c) As part of an alternative tender strategy LAWS has designed and fabricated a “moon-pool” system around the digging envelope in front of the dredge pontoon. The moon-pool uses a perimeter float system made of HDPE welded pipe to maintain buoyancy, with a flexible joint at the bow of the pontoon to allow the two units to flex independently of one another (essential in the tidal environment). Sediment containment within the moon-pool is afforded by a full-depth “skirt” of permeable sediment curtain that can be raised and lowered, according to tidal conditions.
d). As a final environmental control, LAWS deployed a series of water–quality monitoring buoys to the perimeter of the works with the locations and pre-agreed action thresholds set with the Regulator. The suspended solids within the water column are continuously measured by the buoys and sent electronically to an intranet where they can be read. An alarm system, also integral to the system, alerts the team to any levels that exceed the threshold. Operations can then cease in the event of any raised turbidity levels being attributed to the dredging works.
Not content, with providing a strategy for the safe recovery of the legacy waste, LAWS were contracted to manage the transfer and recycling of the dredged arisings. Prior to contracts being signed, 4Recycling Ltd carried out a research programme to develop novel recycling outlets for low level TBT contaminated dredging’s and in conjunction with the Environment Agency agreed a site specific protocol that allowed the use of dredgings as a restoration soil over a number of nearby sites formerly used for china clay extraction. Thus in agreement with the client LAWS awarded 4Recycling Ltd the transport and recycling element of the contract.

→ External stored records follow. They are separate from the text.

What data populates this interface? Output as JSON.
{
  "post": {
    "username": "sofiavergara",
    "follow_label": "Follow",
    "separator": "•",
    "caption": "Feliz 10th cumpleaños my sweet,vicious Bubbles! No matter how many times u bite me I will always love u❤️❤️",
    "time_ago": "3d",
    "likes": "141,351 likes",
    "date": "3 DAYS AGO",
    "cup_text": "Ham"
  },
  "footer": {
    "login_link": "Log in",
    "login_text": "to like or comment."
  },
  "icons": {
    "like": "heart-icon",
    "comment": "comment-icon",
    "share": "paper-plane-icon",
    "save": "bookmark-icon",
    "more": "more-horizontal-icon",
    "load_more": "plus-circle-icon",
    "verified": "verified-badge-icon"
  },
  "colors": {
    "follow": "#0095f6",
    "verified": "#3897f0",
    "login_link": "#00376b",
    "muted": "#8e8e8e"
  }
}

At a cost of £1.66million, the project is currently on track for early completion in August 2010.
LAWS Contracts Manager Tim Dawson said that undertaking this work so soon after the previous attempt was always likely to draw a lot of attention from some very influential bodies and government agencies so our Senior Site Manager, Andy Bosman, has worked very closely with our designer to make sure we got the moon pool working as effectively and efficiently as possible.

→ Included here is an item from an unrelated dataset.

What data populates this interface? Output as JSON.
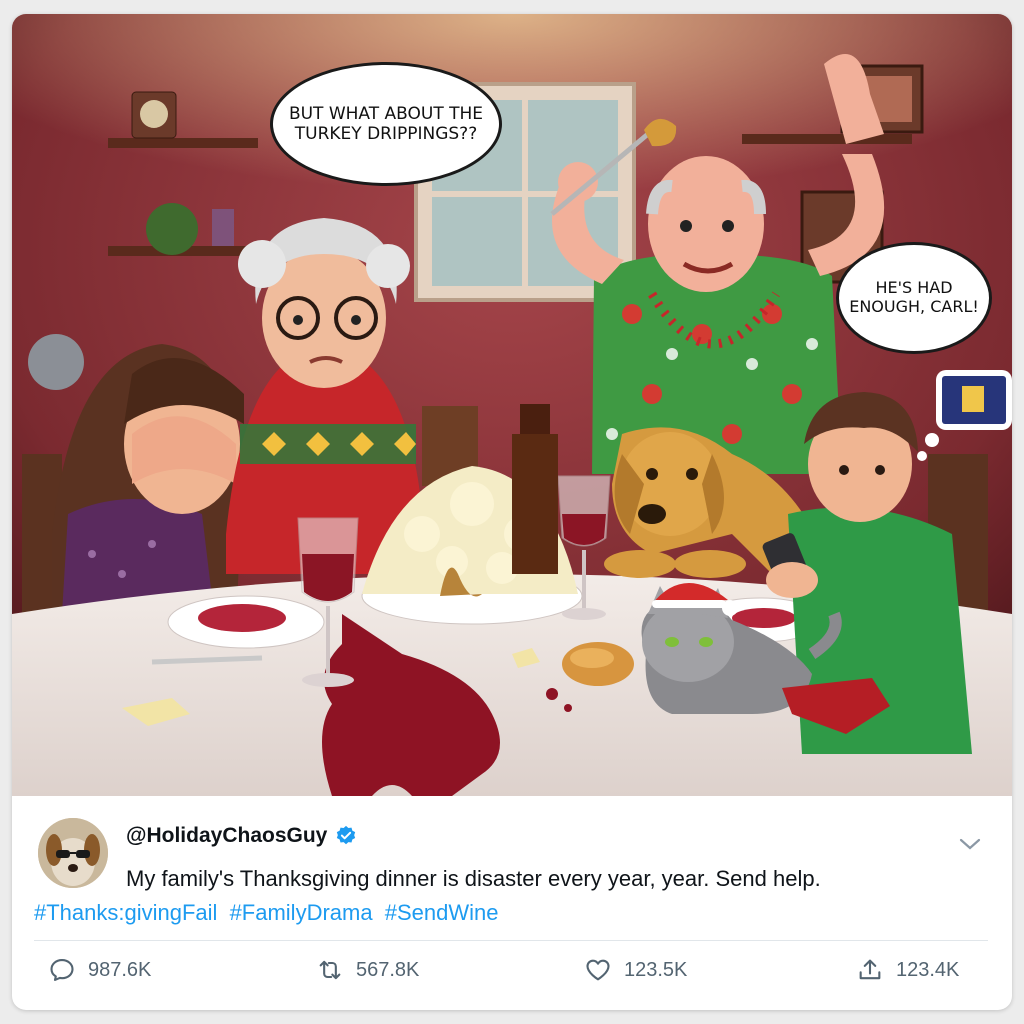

The Regulator of the Environment Agency highlighted in their own Audit Report just how important this area is…”The Fal Estuary is designated under the Habitats Directive as a Special Area of Conservation, Europe’s highest conservation designation”. Following extensive investigations it was decided that the reuse of the material was an excellent opportunity to help restore the spoil heaps generated by the China Clay industry and having witnessed the dredging system working the EA commented..”It was clear from my observations during active dredging that the moon pool was working well. The water immediately surrounding the pool appeared unaffected by the operation…”

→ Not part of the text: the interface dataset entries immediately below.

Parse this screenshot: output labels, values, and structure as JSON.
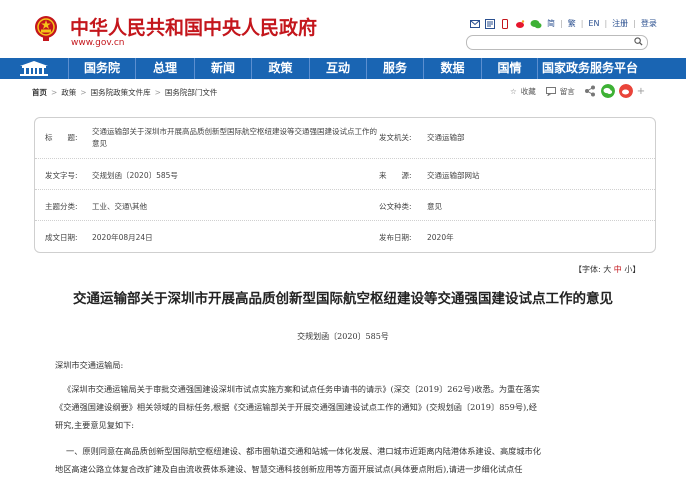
{
  "header": {
    "site_title": "中华人民共和国中央人民政府",
    "site_url": "www.gov.cn",
    "top_links": [
      "简",
      "繁",
      "EN",
      "注册",
      "登录"
    ]
  },
  "nav": {
    "items": [
      "国务院",
      "总理",
      "新闻",
      "政策",
      "互动",
      "服务",
      "数据",
      "国情",
      "国家政务服务平台"
    ]
  },
  "breadcrumb": {
    "items": [
      "首页",
      "政策",
      "国务院政策文件库",
      "国务院部门文件"
    ]
  },
  "share": {
    "favorite": "收藏",
    "comment": "留言"
  },
  "meta": {
    "title_label": "标　　题:",
    "title_value": "交通运输部关于深圳市开展高品质创新型国际航空枢纽建设等交通强国建设试点工作的意见",
    "issuer_label": "发文机关:",
    "issuer_value": "交通运输部",
    "docno_label": "发文字号:",
    "docno_value": "交规划函〔2020〕585号",
    "source_label": "来　　源:",
    "source_value": "交通运输部网站",
    "topic_label": "主题分类:",
    "topic_value": "工业、交通\\其他",
    "category_label": "公文种类:",
    "category_value": "意见",
    "written_label": "成文日期:",
    "written_value": "2020年08月24日",
    "published_label": "发布日期:",
    "published_value": "2020年"
  },
  "fontsize": {
    "prefix": "【字体:",
    "large": "大",
    "medium": "中",
    "small": "小",
    "suffix": "】"
  },
  "document": {
    "title": "交通运输部关于深圳市开展高品质创新型国际航空枢纽建设等交通强国建设试点工作的意见",
    "number": "交规划函〔2020〕585号",
    "salutation": "深圳市交通运输局:",
    "para1_line1": "《深圳市交通运输局关于审批交通强国建设深圳市试点实施方案和试点任务申请书的请示》(深交〔2019〕262号)收悉。为重在落实",
    "para1_line2": "《交通强国建设纲要》相关领域的目标任务,根据《交通运输部关于开展交通强国建设试点工作的通知》(交规划函〔2019〕859号),经",
    "para1_line3": "研究,主要意见复如下:",
    "para2_line1": "一、原则同意在高品质创新型国际航空枢纽建设、都市圈轨道交通和站城一体化发展、港口城市近距离内陆港体系建设、高度城市化",
    "para2_line2": "地区高速公路立体复合改扩建及自由流收费体系建设、智慧交通科技创新应用等方面开展试点(具体要点附后),请进一步细化试点任"
  },
  "colors": {
    "brand_red": "#c4161c",
    "nav_blue": "#1a65b3"
  }
}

The Chairperson of the Truro Branch of the Institution of Civil Engineers, Teresa Frost commented after a site visit to the operation that “It was a fantastic opportunity to see civil engineers and civil engineering in practice, working with traditional methods and new technology to create new moorings whilst working sensitively in the marine environment”.
Source: Land and Water Services, June 24, 2011;